Hurricane Hilary strikes Southern California
Vineyard damage is expected in Temecula Valley and Santa Barbara as the storm rages through California, though Napa is safe.
Hilary, the first tropical storm to hit California in 84 years, struck the southern part of the state Sunday night local time with heavy rainfall but reportedly less wind damage than most downgraded hurricanes that commonly occur on the country’s East Coast.
To make matters more dramatic, as the storm approached the region, a 5.1 earthquake on the Richter scale hit the town of Ojai in the mountains east of Santa Barbara at 2:41 pm, though thankfully causing only minor damages.
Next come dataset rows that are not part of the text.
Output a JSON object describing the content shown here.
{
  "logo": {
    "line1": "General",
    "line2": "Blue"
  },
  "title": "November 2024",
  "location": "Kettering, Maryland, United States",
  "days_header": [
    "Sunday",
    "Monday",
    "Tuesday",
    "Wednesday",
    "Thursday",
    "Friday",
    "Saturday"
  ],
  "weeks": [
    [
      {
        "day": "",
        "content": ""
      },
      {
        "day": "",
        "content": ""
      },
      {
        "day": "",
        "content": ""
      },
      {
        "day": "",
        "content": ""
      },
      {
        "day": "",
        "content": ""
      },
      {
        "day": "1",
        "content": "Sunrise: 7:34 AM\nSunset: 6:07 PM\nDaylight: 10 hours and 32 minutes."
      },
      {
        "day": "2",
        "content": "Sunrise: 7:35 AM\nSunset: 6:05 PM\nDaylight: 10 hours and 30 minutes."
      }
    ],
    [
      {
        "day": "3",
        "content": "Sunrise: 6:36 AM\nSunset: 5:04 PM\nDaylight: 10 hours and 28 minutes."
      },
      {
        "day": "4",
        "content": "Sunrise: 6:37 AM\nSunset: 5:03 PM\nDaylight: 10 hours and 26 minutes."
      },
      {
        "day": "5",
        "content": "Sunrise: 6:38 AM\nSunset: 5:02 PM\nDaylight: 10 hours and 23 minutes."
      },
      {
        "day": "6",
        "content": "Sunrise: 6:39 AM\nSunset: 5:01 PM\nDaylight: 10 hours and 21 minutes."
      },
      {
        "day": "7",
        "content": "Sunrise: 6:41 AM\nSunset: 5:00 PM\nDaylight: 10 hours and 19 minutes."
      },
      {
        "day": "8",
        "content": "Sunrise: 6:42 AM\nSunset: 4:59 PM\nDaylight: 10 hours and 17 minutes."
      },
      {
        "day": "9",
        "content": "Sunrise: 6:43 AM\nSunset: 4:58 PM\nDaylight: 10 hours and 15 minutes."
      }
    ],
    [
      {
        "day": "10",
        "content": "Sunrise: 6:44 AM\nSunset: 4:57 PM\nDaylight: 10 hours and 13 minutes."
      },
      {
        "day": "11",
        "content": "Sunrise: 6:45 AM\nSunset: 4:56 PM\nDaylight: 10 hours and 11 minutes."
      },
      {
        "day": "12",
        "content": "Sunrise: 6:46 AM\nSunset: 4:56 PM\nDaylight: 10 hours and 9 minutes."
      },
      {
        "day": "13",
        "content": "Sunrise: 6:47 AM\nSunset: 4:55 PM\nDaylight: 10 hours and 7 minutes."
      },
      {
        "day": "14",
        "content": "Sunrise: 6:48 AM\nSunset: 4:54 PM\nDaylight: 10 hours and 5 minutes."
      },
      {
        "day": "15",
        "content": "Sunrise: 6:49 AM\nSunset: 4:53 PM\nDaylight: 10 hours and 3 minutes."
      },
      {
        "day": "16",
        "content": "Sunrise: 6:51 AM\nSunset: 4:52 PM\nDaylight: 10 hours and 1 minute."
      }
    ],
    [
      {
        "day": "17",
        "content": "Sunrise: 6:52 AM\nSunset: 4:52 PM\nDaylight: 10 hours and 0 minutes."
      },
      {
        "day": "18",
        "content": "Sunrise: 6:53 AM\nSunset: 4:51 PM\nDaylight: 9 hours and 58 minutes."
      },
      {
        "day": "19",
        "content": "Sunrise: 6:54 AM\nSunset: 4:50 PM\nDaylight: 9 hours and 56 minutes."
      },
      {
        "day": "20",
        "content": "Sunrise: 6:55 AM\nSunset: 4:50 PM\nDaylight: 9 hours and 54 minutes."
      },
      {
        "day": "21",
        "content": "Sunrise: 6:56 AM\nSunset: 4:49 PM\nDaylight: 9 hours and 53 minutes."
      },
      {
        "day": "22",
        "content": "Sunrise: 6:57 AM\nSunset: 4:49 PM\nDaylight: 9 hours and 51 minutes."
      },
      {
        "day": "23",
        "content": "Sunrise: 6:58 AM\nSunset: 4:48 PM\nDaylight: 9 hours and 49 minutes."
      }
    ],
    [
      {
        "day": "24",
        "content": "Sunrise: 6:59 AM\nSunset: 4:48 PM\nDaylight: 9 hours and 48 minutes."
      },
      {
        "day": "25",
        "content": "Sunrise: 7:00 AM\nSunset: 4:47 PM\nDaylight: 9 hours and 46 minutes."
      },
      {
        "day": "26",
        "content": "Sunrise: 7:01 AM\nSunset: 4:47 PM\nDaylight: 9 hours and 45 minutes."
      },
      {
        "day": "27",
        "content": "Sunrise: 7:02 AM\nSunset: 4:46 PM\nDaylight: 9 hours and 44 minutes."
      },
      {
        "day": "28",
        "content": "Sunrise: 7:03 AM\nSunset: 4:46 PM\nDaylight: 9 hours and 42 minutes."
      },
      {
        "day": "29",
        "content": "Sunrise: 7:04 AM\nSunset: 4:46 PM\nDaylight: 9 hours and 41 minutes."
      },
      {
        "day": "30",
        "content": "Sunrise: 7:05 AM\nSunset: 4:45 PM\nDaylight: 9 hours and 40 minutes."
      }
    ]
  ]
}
Vineyards in the Temecula Valley near the border with Mexico, in the Pacific coastal areas of Malibu and southern Santa Barbara County and further inland in the lower part of the Central Valley were expected to be the most heavily hit with flooding and heavy rains that may result in mildew damage in areas where harvesting has not yet begun. Because of a late spring start to the growing season, the harvest this year throughout California is running about a month later than normal.
Well-known winegrowing areas north of Santa Barbara, including Paso Robles, Sonoma County and Napa Valley, are not expected to be affected by the storm.
“I think that vineyards in the Malibu Coast AVA [American Viticultural Area] might be a little more affected by the storm,” says Dan Fredman, spokesman for the San Luis Obispo Coastal AVA, “but that’s unlikely to impact the overall situation in terms of California grape production. Everybody I’m speaking to this year is talking about harvest being delayed about a month this year — all that rain early-on put things back. It may cause problems with heat spikes, but for the most part, people here are looking at it as an opportunity for long, slow ripening and greater complexity in the finished wines.”
The Los Angeles Times reported that Sunday afternoon’s earthquake caused some damage at the Ojai Beverage Co., where manager Nick Howard reported that “a US$900 bottle of Tequila and a few wine bottles were broken.”
A better assessment of the rain, flooding and wind damages to vineyards and wineries is expected later today as the storm moves further inland into the desert areas of Nevada.
The last tropical storm to strike California was in 1939, only six years after the end of Prohibition allowed legal winemaking in the US to continue.